** WHAT YOU WILL DO **
The response should be the data again, identical in every line.

[Dataset rows describing interfaces]
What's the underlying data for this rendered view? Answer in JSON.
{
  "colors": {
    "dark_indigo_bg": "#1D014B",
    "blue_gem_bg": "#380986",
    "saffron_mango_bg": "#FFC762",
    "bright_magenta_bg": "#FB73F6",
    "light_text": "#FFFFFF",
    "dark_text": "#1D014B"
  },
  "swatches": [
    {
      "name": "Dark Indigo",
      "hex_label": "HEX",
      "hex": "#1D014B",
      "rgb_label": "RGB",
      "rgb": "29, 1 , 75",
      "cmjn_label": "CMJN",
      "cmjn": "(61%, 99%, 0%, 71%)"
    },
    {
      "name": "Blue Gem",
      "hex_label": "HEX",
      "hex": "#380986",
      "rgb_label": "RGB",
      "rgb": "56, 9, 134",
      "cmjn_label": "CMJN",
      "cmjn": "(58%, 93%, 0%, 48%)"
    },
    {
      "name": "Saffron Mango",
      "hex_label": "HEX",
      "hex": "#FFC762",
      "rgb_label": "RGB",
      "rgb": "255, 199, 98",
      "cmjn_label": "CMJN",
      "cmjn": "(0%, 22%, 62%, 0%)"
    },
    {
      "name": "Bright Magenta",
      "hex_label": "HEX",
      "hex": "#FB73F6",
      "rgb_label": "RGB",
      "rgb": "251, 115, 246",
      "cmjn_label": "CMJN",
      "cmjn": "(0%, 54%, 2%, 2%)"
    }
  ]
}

** REPLY TO THE TASK **
What's the underlying data for this rendered view? Answer in JSON.
{
  "colors": {
    "dark_indigo_bg": "#1D014B",
    "blue_gem_bg": "#380986",
    "saffron_mango_bg": "#FFC762",
    "bright_magenta_bg": "#FB73F6",
    "light_text": "#FFFFFF",
    "dark_text": "#1D014B"
  },
  "swatches": [
    {
      "name": "Dark Indigo",
      "hex_label": "HEX",
      "hex": "#1D014B",
      "rgb_label": "RGB",
      "rgb": "29, 1 , 75",
      "cmjn_label": "CMJN",
      "cmjn": "(61%, 99%, 0%, 71%)"
    },
    {
      "name": "Blue Gem",
      "hex_label": "HEX",
      "hex": "#380986",
      "rgb_label": "RGB",
      "rgb": "56, 9, 134",
      "cmjn_label": "CMJN",
      "cmjn": "(58%, 93%, 0%, 48%)"
    },
    {
      "name": "Saffron Mango",
      "hex_label": "HEX",
      "hex": "#FFC762",
      "rgb_label": "RGB",
      "rgb": "255, 199, 98",
      "cmjn_label": "CMJN",
      "cmjn": "(0%, 22%, 62%, 0%)"
    },
    {
      "name": "Bright Magenta",
      "hex_label": "HEX",
      "hex": "#FB73F6",
      "rgb_label": "RGB",
      "rgb": "251, 115, 246",
      "cmjn_label": "CMJN",
      "cmjn": "(0%, 54%, 2%, 2%)"
    }
  ]
}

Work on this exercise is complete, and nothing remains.